# Materials provided

########################################

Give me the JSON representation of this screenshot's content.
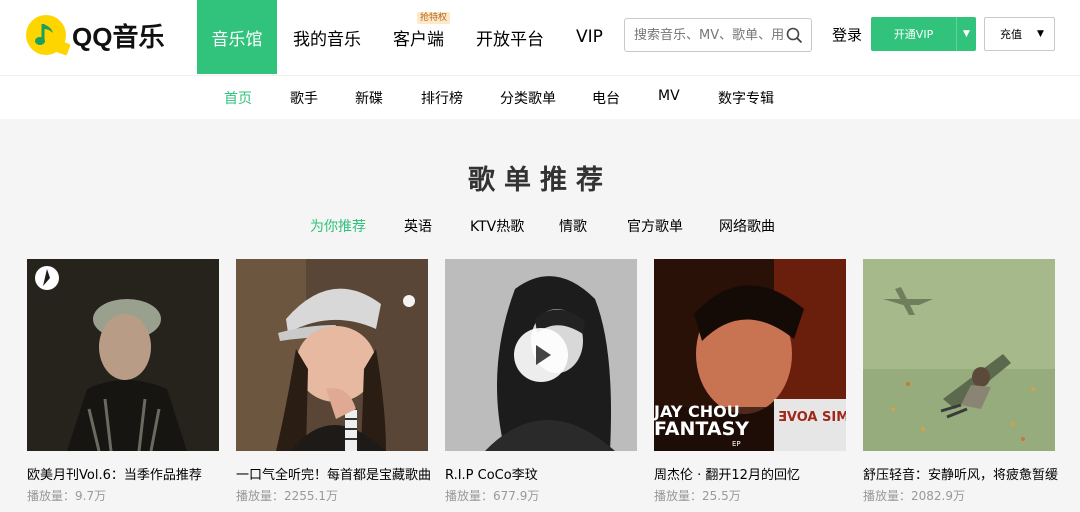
{
  "brand": {
    "name": "QQ音乐"
  },
  "nav": {
    "items": [
      {
        "label": "音乐馆"
      },
      {
        "label": "我的音乐"
      },
      {
        "label": "客户端",
        "badge": "抢特权"
      },
      {
        "label": "开放平台"
      },
      {
        "label": "VIP"
      }
    ]
  },
  "search": {
    "placeholder": "搜索音乐、MV、歌单、用户"
  },
  "account": {
    "login_label": "登录",
    "vip_label": "开通VIP",
    "charge_label": "充值"
  },
  "subnav": {
    "items": [
      "首页",
      "歌手",
      "新碟",
      "排行榜",
      "分类歌单",
      "电台",
      "MV",
      "数字专辑"
    ]
  },
  "section": {
    "title": "歌单推荐",
    "tabs": [
      "为你推荐",
      "英语",
      "KTV热歌",
      "情歌",
      "官方歌单",
      "网络歌曲"
    ]
  },
  "playlists": [
    {
      "title": "欧美月刊Vol.6：当季作品推荐",
      "plays": "播放量：9.7万"
    },
    {
      "title": "一口气全听完！每首都是宝藏歌曲",
      "plays": "播放量：2255.1万"
    },
    {
      "title": "R.I.P CoCo李玟",
      "plays": "播放量：677.9万"
    },
    {
      "title": "周杰伦 · 翻开12月的回忆",
      "plays": "播放量：25.5万"
    },
    {
      "title": "舒压轻音：安静听风，将疲惫暂缓",
      "plays": "播放量：2082.9万"
    }
  ],
  "album_art": {
    "line1": "JAY CHOU",
    "line2": "FANTASY",
    "line3": "EP",
    "back": "ƎVOA SIMPLE"
  },
  "colors": {
    "accent": "#31c27c",
    "logo_yellow": "#ffd500"
  }
}
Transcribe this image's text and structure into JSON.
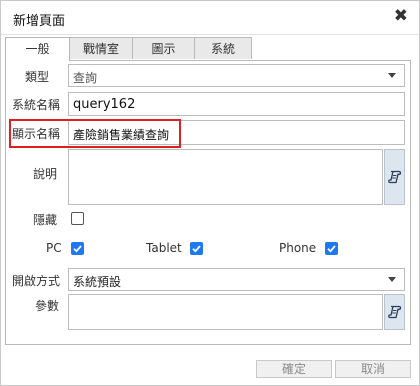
{
  "dialog": {
    "title": "新增頁面",
    "close_glyph": "✖"
  },
  "tabs": [
    {
      "label": "一般",
      "active": true
    },
    {
      "label": "戰情室",
      "active": false
    },
    {
      "label": "圖示",
      "active": false
    },
    {
      "label": "系統",
      "active": false
    }
  ],
  "form": {
    "type": {
      "label": "類型",
      "value": "查詢"
    },
    "system_name": {
      "label": "系統名稱",
      "value": "query162"
    },
    "display_name": {
      "label": "顯示名稱",
      "value": "產險銷售業績查詢"
    },
    "description": {
      "label": "說明",
      "value": ""
    },
    "hidden": {
      "label": "隱藏",
      "checked": false
    },
    "pc": {
      "label": "PC",
      "checked": true
    },
    "tablet": {
      "label": "Tablet",
      "checked": true
    },
    "phone": {
      "label": "Phone",
      "checked": true
    },
    "open_mode": {
      "label": "開啟方式",
      "value": "系統預設"
    },
    "params": {
      "label": "參數",
      "value": ""
    }
  },
  "footer": {
    "confirm": "確定",
    "cancel": "取消"
  },
  "colors": {
    "highlight": "#dd2020",
    "checkbox": "#1e78f0",
    "editor_button": "#dde6ef"
  },
  "icons": {
    "editor_button": "script-edit-icon"
  }
}
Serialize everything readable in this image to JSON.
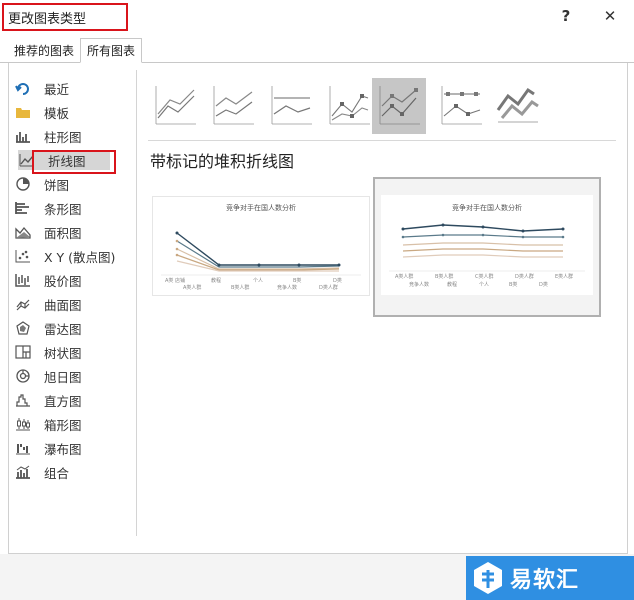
{
  "dialog": {
    "title": "更改图表类型",
    "help": "?",
    "close": "✕"
  },
  "tabs": [
    {
      "label": "推荐的图表"
    },
    {
      "label": "所有图表"
    }
  ],
  "sidebar": {
    "items": [
      {
        "label": "最近",
        "icon": "recent-icon"
      },
      {
        "label": "模板",
        "icon": "folder-icon"
      },
      {
        "label": "柱形图",
        "icon": "column-chart-icon"
      },
      {
        "label": "折线图",
        "icon": "line-chart-icon"
      },
      {
        "label": "饼图",
        "icon": "pie-chart-icon"
      },
      {
        "label": "条形图",
        "icon": "bar-chart-icon"
      },
      {
        "label": "面积图",
        "icon": "area-chart-icon"
      },
      {
        "label": "X Y (散点图)",
        "icon": "scatter-chart-icon"
      },
      {
        "label": "股价图",
        "icon": "stock-chart-icon"
      },
      {
        "label": "曲面图",
        "icon": "surface-chart-icon"
      },
      {
        "label": "雷达图",
        "icon": "radar-chart-icon"
      },
      {
        "label": "树状图",
        "icon": "treemap-chart-icon"
      },
      {
        "label": "旭日图",
        "icon": "sunburst-chart-icon"
      },
      {
        "label": "直方图",
        "icon": "histogram-chart-icon"
      },
      {
        "label": "箱形图",
        "icon": "box-whisker-chart-icon"
      },
      {
        "label": "瀑布图",
        "icon": "waterfall-chart-icon"
      },
      {
        "label": "组合",
        "icon": "combo-chart-icon"
      }
    ],
    "selected": "折线图"
  },
  "subtypes": {
    "icons": [
      "line-icon",
      "stacked-line-icon",
      "percent-stacked-line-icon",
      "line-markers-icon",
      "stacked-line-markers-icon",
      "percent-stacked-line-markers-icon",
      "3d-line-icon"
    ],
    "selected_index": 4,
    "selected_title": "带标记的堆积折线图"
  },
  "previews": [
    {
      "title": "竞争对手在国人数分析",
      "x_ticks": [
        "A类 店铺",
        "教程",
        "个人",
        "B类",
        "D类"
      ],
      "legend": [
        "A类人群",
        "B类人群",
        "竞争人数",
        "D类人群"
      ]
    },
    {
      "title": "竞争对手在国人数分析",
      "x_ticks": [
        "A类人群",
        "B类人群",
        "C类人群",
        "D类人群",
        "E类人群"
      ],
      "legend": [
        "竞争人数",
        "教程",
        "个人",
        "B类",
        "D类"
      ]
    }
  ],
  "watermark": {
    "text": "易软汇"
  },
  "colors": {
    "accent_red": "#d9141b",
    "selected_bg": "#d6d6d6",
    "series_dark": "#2e4a5f",
    "series_mid": "#5a7a8a",
    "series_tan": "#c9a882",
    "series_beige": "#d8c0a8",
    "series_light": "#e0ccbb",
    "watermark_blue": "#2f8fe2"
  }
}
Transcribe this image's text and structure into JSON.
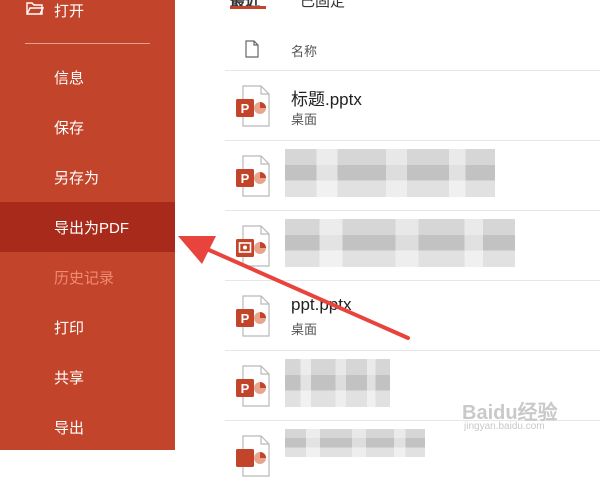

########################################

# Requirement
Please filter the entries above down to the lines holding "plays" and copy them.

# Exercise response
      "plays": "播放量：9.7万"
      "plays": "播放量：2255.1万"
      "plays": "播放量：677.9万"
      "plays": "播放量：25.5万"
      "plays": "播放量：2082.9万"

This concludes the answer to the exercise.